Task description → In the records that follow, find each line with "image" and pull it out.

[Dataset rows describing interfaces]

%%

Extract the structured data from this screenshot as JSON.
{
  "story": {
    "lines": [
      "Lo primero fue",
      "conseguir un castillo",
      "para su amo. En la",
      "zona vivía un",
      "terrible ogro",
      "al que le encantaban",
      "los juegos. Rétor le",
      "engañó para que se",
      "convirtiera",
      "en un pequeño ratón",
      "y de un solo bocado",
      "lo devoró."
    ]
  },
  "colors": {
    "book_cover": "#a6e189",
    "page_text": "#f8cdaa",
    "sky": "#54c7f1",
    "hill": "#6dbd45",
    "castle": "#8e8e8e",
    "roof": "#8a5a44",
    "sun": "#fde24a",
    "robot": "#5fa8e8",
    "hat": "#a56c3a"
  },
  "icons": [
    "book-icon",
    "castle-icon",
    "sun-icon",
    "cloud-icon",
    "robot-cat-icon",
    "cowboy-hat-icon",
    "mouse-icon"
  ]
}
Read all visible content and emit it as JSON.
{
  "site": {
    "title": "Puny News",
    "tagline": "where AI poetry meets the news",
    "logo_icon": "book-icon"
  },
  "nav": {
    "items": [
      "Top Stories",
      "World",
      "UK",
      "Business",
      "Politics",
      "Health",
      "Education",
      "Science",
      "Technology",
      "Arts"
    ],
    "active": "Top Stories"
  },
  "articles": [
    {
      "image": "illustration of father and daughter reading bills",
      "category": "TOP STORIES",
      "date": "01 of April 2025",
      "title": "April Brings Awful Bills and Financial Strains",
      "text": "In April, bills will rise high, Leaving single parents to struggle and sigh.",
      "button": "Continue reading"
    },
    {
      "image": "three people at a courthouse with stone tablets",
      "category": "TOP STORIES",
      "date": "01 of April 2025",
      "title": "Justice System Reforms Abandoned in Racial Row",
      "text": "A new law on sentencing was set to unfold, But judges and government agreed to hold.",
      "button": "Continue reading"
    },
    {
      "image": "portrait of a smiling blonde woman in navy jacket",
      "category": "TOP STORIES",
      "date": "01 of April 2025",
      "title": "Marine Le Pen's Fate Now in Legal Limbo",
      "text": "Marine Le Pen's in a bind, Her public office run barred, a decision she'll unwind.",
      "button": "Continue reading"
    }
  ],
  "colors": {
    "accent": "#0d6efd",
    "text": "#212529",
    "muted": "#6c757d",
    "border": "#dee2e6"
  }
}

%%

Result below →
      "image": "illustration of father and daughter reading bills",
      "image": "three people at a courthouse with stone tablets",
      "image": "portrait of a smiling blonde woman in navy jacket",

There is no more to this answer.